Mike, thanks so much for your piece on Emmanuel Okala. For those who read in between the lines, you message is undeniably, superbly eloquent. —Bosah Gabriel Iwobi
After reading your piece on Emmanuel Okala, I agree with you that age is unfair. —Yomi Idowu
Your piece on Emmanuel Okala was beautifully structured. I love it. Kudos, Mike. –Abiodun Adigun
In a country where Ann Chiejine earned a legendary status over Emmanuel Okala, what a pity! Good write up sir. I wish you mentioned his late brother too, Patrick Okala.
My friend Mike Awoyinfa wrote well. It does appear, though, that he decided against remembering that a man one year old today would inevitably be two next year. That’s one. Two. I would rather take the position in contradistinction to his lamentation of Emma Okala. Mike and I and Tom Odemwingie and some others were together in journalism from our twenties. Aren’t we now in our sixties, some of us developing tight affinity with the dye in order to keep grey hair at bay, others of us going skin-headed as an antidote to baldness? None of the signs and symptoms of the passage of time should signpost the extremities of threnodies. Okala and I became friends in 1977, when I interviewed him for The Punch, after his Rangers International played an away match against Police of Senegal and got manhandled by a mob thereafter. He lives in Enugu, less than an hour from my Anambra State address. I didn’t see the programme that birthed Mike’s piece. But to hear that Okala currently requires a hand to move about is news indeed. I was with him just before Christmas. He is in our age bracket. He is slower than he used to be. But so are most if not all of us his contemporaries. He is not vegetable. Even if he didn’t play professionally abroad, he has little reason to complain. He worked for and retired at the Enugu Sports Council. Like Christian Chukwu and some others. If people must know, Okala is today full-time employee of the Anambra State currently in the safe hands of Governor Willie Obiano. If kids today don’t know about Josiah Dombraye and Sam Garba Okoye, to give two instances, who is to blame? The ex-footballers themselves? In any case, would all those youths that won’t recognize Josiah and Ismaila Mabo and Peter Fregene also know nothing about Pele and the Brazilian soccer artist’s pedigree? Why should Mike expect a house that gave way to leave its shelves in place? Is it not like claiming that a house is a part of its rooms? Some soldiers who fought the civil war and survived it later perished without their entitlements. We have had neurosurgeons fired on air in this country for reasons that, at best, remain opaque. Some 35 states are currently said to be unable to pay basic salaries. Why should we pretend ignorance regarding the moment the downpour started drenching us? —Chuks Iloegbunam

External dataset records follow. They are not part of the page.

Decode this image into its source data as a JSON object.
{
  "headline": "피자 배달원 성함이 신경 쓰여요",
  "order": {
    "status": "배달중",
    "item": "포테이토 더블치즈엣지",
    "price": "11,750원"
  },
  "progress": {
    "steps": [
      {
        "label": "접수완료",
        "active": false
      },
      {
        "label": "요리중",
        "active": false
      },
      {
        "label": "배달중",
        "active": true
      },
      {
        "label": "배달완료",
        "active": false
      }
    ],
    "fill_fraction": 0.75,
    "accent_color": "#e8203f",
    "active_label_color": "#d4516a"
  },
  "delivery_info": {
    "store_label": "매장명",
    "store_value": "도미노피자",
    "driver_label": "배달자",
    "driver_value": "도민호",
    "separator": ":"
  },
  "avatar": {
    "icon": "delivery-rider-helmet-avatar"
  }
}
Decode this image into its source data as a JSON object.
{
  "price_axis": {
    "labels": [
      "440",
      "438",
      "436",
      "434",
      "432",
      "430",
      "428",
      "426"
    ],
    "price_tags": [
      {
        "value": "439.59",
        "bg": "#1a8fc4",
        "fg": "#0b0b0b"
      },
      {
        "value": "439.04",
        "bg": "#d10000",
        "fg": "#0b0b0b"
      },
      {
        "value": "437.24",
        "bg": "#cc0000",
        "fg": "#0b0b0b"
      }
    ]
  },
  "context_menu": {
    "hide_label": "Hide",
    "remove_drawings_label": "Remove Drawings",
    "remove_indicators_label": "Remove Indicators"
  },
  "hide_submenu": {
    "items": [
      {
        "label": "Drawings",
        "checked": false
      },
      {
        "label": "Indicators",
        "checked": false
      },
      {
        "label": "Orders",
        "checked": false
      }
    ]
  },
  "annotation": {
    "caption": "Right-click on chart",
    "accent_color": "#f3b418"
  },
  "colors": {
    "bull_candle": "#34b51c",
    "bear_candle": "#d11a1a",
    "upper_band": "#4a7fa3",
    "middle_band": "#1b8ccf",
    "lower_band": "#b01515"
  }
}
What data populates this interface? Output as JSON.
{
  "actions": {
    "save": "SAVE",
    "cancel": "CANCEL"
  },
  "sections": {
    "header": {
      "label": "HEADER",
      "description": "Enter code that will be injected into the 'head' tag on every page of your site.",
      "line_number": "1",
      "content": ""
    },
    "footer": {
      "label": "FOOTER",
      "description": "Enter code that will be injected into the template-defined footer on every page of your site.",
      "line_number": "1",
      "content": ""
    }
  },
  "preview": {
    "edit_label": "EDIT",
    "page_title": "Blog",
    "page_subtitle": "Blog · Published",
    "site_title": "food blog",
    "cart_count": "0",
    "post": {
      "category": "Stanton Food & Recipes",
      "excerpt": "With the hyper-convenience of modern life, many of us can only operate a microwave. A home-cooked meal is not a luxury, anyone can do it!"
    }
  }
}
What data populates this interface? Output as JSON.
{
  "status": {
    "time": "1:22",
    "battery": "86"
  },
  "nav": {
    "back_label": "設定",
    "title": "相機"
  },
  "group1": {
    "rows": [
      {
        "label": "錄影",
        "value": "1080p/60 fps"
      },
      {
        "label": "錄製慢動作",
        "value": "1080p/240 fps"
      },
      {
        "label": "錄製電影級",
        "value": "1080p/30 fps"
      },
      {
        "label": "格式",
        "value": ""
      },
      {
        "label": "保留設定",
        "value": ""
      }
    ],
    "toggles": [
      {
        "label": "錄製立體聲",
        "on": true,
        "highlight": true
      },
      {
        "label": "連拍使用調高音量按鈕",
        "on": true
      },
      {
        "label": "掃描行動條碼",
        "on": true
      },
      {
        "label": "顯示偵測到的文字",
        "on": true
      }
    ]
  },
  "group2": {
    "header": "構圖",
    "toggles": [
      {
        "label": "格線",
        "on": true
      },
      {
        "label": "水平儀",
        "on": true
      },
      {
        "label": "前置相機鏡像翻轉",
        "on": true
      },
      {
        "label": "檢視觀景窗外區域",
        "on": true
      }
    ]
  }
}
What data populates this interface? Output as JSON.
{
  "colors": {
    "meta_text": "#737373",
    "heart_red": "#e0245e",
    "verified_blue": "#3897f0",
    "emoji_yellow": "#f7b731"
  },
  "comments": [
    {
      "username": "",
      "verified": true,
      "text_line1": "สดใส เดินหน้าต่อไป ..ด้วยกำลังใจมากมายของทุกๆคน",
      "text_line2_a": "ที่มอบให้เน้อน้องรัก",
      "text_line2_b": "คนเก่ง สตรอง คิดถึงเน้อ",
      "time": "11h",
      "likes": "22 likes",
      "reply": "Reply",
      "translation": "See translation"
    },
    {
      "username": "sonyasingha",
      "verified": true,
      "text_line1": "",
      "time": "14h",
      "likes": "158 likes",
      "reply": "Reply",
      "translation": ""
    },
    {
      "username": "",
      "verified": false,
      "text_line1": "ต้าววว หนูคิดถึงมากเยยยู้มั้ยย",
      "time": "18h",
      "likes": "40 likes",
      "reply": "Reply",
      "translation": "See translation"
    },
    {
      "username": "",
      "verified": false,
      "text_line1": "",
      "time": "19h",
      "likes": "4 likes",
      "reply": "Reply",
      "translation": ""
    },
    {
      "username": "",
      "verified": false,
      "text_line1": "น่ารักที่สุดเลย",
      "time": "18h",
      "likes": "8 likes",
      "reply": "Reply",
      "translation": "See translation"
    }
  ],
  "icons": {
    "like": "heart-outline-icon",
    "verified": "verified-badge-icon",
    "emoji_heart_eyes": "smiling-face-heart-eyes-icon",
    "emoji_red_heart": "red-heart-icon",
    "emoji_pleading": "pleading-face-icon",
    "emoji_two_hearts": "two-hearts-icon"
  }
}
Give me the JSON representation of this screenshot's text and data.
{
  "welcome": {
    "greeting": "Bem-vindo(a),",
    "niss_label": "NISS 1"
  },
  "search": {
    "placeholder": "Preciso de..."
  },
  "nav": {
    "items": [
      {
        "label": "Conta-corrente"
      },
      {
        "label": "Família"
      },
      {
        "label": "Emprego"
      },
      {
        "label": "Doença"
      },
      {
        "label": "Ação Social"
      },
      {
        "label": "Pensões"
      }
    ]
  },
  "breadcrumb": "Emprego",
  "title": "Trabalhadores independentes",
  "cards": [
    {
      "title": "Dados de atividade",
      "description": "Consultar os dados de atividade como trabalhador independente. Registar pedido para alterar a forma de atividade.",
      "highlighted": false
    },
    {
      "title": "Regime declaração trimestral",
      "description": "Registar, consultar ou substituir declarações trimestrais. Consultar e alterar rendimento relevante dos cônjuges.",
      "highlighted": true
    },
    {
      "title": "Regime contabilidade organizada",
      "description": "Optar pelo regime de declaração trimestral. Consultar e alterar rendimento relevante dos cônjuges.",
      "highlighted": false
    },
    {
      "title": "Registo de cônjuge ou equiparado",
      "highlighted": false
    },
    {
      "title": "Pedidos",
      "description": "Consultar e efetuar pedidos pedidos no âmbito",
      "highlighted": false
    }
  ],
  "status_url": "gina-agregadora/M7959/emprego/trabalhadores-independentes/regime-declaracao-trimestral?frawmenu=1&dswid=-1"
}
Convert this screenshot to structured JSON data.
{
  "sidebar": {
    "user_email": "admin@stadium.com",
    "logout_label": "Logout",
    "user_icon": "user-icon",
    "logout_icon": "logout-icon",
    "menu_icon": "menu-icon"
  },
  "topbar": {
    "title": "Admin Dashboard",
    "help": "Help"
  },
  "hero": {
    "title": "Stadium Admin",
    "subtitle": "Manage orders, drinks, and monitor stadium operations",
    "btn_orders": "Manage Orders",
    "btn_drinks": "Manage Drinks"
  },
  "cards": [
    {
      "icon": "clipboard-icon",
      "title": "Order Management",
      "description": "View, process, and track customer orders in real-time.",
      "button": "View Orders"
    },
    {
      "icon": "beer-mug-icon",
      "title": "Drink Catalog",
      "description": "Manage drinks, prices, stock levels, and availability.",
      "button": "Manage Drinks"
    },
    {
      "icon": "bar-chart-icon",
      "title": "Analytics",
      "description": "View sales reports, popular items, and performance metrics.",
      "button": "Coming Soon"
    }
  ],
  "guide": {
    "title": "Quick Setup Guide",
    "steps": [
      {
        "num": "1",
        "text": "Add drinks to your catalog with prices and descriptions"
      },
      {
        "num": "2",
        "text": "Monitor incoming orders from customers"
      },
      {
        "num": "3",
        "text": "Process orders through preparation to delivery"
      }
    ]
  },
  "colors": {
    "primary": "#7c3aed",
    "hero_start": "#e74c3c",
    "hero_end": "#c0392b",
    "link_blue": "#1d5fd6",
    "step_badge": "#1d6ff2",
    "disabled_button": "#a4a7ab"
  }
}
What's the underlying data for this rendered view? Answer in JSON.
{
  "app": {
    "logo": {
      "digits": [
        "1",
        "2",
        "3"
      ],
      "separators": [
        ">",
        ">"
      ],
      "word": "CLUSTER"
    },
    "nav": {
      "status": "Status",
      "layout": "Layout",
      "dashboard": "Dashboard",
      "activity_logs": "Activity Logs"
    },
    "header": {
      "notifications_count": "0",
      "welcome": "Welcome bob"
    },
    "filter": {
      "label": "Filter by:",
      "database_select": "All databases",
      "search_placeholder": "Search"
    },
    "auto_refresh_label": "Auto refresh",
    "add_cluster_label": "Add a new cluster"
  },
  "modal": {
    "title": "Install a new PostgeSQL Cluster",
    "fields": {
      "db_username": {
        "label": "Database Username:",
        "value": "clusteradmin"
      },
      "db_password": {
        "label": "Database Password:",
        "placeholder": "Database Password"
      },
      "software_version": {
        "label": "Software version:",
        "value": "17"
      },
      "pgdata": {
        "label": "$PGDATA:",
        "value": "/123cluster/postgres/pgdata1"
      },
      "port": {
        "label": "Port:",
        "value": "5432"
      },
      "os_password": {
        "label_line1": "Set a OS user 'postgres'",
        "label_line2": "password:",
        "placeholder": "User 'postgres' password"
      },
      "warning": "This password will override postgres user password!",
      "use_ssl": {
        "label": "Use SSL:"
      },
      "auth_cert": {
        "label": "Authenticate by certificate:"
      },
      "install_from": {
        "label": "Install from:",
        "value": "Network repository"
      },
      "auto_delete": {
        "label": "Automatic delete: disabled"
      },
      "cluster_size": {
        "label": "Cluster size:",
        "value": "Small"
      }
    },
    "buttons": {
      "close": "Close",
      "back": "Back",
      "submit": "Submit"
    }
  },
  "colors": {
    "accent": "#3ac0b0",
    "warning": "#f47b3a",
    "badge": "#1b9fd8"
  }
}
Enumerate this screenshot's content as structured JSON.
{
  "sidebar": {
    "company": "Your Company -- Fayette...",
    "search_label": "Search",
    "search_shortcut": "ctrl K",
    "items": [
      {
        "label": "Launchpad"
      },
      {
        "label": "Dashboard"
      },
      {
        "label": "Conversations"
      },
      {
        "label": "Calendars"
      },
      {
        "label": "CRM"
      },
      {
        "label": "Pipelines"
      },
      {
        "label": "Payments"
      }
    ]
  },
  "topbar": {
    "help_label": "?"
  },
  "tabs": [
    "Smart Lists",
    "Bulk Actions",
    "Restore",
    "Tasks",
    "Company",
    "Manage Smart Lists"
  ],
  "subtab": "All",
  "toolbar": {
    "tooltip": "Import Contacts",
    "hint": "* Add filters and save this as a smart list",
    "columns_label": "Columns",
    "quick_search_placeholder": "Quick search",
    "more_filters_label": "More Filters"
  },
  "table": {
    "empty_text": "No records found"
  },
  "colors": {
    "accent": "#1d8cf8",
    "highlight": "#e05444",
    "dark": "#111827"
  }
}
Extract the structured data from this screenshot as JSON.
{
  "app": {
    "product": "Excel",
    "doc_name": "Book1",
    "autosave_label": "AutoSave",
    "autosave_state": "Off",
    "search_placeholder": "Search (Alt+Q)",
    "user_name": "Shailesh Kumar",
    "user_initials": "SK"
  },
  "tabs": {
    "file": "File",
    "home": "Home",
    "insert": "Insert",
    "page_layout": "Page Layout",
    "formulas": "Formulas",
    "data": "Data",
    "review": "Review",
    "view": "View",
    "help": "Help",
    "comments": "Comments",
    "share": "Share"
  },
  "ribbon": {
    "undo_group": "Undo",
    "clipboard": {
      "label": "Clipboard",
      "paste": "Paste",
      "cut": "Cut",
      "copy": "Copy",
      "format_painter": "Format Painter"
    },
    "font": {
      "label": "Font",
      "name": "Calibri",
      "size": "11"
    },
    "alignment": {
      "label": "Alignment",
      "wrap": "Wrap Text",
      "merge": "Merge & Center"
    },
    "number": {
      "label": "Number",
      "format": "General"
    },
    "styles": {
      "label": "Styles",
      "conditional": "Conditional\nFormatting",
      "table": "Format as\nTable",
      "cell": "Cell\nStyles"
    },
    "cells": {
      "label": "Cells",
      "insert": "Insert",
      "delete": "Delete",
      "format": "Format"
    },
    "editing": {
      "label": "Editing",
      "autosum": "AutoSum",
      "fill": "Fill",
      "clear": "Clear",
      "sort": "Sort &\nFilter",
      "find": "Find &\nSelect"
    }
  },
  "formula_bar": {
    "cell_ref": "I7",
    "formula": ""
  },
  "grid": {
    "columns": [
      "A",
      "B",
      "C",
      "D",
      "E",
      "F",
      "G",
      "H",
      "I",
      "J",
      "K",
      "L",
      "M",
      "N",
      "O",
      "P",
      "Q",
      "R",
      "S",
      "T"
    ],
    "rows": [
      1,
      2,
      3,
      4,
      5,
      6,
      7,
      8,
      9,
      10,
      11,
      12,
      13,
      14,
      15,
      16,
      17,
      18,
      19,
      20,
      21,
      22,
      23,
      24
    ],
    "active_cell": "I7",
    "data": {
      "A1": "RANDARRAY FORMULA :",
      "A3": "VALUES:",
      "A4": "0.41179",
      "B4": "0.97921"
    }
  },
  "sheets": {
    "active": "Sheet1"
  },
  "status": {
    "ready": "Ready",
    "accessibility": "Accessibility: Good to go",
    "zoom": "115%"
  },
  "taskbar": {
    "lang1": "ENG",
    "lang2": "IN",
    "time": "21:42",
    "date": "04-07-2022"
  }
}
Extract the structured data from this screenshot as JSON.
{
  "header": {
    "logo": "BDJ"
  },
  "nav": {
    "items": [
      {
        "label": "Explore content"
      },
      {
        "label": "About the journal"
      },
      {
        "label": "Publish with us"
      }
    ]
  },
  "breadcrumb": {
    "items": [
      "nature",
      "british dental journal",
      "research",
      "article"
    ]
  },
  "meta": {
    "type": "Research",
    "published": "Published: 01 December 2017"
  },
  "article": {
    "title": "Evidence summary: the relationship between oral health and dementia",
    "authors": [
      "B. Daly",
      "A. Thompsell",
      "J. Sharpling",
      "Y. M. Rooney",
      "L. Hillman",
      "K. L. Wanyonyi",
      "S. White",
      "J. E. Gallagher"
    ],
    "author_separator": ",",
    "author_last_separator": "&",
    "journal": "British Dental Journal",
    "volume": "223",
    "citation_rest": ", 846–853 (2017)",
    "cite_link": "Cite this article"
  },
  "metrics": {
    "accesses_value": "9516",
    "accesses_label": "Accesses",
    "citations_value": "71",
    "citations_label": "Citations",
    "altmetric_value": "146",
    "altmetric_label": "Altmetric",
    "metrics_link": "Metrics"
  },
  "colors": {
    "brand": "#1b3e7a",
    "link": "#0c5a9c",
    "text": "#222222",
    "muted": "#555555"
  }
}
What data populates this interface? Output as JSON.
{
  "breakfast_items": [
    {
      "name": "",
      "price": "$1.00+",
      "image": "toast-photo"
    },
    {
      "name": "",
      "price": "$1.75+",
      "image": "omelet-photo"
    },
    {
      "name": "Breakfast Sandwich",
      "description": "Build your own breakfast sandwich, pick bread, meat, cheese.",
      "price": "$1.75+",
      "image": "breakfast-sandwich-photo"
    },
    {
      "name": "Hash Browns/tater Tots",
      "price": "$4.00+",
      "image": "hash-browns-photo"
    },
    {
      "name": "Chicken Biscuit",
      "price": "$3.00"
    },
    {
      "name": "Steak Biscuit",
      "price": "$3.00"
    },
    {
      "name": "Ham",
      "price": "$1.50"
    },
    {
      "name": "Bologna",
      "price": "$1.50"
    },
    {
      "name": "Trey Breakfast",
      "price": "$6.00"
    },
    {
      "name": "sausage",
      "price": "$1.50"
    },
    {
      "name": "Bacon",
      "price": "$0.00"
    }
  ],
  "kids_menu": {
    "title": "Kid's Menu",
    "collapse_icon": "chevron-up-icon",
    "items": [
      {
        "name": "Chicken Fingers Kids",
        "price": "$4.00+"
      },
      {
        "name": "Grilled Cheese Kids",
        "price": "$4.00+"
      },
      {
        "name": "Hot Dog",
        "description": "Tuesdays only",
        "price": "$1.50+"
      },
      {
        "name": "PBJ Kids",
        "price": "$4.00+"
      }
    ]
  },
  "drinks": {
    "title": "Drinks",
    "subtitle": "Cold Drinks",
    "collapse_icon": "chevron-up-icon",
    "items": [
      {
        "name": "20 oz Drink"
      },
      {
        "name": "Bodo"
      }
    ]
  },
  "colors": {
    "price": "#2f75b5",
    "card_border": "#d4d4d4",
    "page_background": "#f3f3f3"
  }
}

I was about to press the like button in Facebook when the photograph arrested me. Of course, I didn’t like what the picture was telling me. Is this the Great Emmanuel Okala? Allah Akbar!
There should be a fund to support these heroes in the times of need. The younger footballers, entertainers, including Nollywood should accept the challenge of contributing a portion of their income to the fund. The government, churches and mosques should also contribute generously. This photograph of Okala should wake us all up —Abdul Oroh